Now think about what happens when the reimbursement rates for your Medicaid patients are cut by 10% or 20%. To keep accepting Medicare and Medicaid patients, you either lose so much money you eventually have to close, or you shift so much costs to the other patients they go somewhere cheaper. Realizing that you need to lower costs to stay open and compete with other hospitals, you stop accepting Medicare and Medicaid. The break point for this decision comes sooner for the hospitals that provide health care for the higher percentage of Medicare and/or Medicaid patients. That translates to a simple fact… when Medicaid reimbursements are cut by the state, hospitals curtail their services from those who need them most in the places where they are most needed.

The other way to look at this is from the state’s perspective. When cutting funds to Medicaid, governments officials often state that the facilities will need to learn how to make do with less. They will often cite large executive salaries and high overhead costs as areas where the hospital should cut to make ends meet, and justify their decision to cut reimbursements by saying they need to in order to keep from raising taxes. This is a top-down approach to spending that impacts quality of care, no matter what is stated. Although it may translate to fewer taxes, the costs of the cuts are felt proportionately greater by those who either have health insurance or self-pay. The proportionate impact is felt even more by those with high copays when they become sick or injured.

It is important to realize that cutting Medicaid may make a few vocal opponents of government funded health care happy in the short term, but it passes those cuts onto all of us eventually. Even when hospitals close or stop accepting Medicare and/or Medicaid it impacts us all. When the elderly, poor and disabled have less access to health care, they are less likely to avail themselves of preventative services. When people do not approach their own health with a proactive perspective, they suffer more from chronic illness later in life, and this in turn again raises the costs for all of us. In other words, if that local hospital in our second example closes or stops accepting Medicare or Medicaid, the people nearby who need their services the most do without preventative care like cancer screenings. Fewer screenings to detect cancer leads to more cancer patients down the road.
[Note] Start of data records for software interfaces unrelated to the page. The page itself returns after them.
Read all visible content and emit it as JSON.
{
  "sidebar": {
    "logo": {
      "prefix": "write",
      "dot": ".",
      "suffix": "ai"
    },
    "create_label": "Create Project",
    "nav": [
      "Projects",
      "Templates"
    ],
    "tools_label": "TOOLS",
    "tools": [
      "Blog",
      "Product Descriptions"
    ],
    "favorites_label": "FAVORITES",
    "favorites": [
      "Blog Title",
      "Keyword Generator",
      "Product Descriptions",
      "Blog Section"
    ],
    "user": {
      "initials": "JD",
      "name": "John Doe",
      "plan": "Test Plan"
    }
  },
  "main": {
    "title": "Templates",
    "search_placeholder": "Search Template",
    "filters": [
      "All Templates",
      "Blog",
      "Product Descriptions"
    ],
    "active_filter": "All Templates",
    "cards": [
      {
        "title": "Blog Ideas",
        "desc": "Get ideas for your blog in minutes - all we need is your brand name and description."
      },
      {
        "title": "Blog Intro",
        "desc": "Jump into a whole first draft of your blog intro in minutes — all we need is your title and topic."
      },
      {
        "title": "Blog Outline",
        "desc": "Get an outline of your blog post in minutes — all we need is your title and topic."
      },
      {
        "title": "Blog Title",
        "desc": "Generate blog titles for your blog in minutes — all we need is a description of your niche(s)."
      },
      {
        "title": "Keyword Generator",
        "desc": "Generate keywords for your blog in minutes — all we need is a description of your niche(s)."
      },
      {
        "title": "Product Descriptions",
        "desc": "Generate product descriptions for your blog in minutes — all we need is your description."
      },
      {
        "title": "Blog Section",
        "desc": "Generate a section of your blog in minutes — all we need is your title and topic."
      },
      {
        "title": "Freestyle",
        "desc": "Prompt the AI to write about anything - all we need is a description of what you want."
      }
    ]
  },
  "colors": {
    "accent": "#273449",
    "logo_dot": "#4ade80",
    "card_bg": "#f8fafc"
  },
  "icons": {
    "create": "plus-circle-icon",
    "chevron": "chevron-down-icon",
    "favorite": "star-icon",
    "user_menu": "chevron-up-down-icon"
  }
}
So you see… it is an ethical question. It is one not to be left to state officials who may be serving a vocal constituency or jockeying for public support during a re-election. That’s why the U.S. Supreme Court has decided that if the providers feel that a state’s cuts to Medicaid are illegal or unethical, they can take them to court and force the state to publically defend those decisions, out in the open, in front of all of us. After all, we’re the taxpayers, the ones whose money the state is entrusted to spend on our behalf. They work for us, and everyone should be able to hold their employees accountable.

References

Gotbaum, R. 20102. Lawsuits over state cuts to Medicaid. NHPR. Januray 11, 2011. Retrieved from http://www.nhpr.org/post/lawsuits-over-state-cuts-medicaid

Monitor Staff. 2011. State Responds to hospitals’ lawsuits. The Concord Monitor. September 27, 2011. Retrieved from http://www.concordmonitor.com/article/282284/state-responds-to-hospitals-lawsuit?

National Governors Association (NGA) and the National Association of State Budget Officers (NASBO). 2011. The fiscal survey of states. Spring 2011. Retrieved from http://media.mcknights.com/documents/24/spring_2011_fiscal_survey_5896.pdf

Savage, D. and Megerian, C. 2012. Supreme Court lets providers continue suing to stop Medi-Cal cuts. Los Angeles Times. February 23, 2012. Retrieved from http://www.latimes.com/news/local/la-me-medi-cal-20120223,0,7446743.story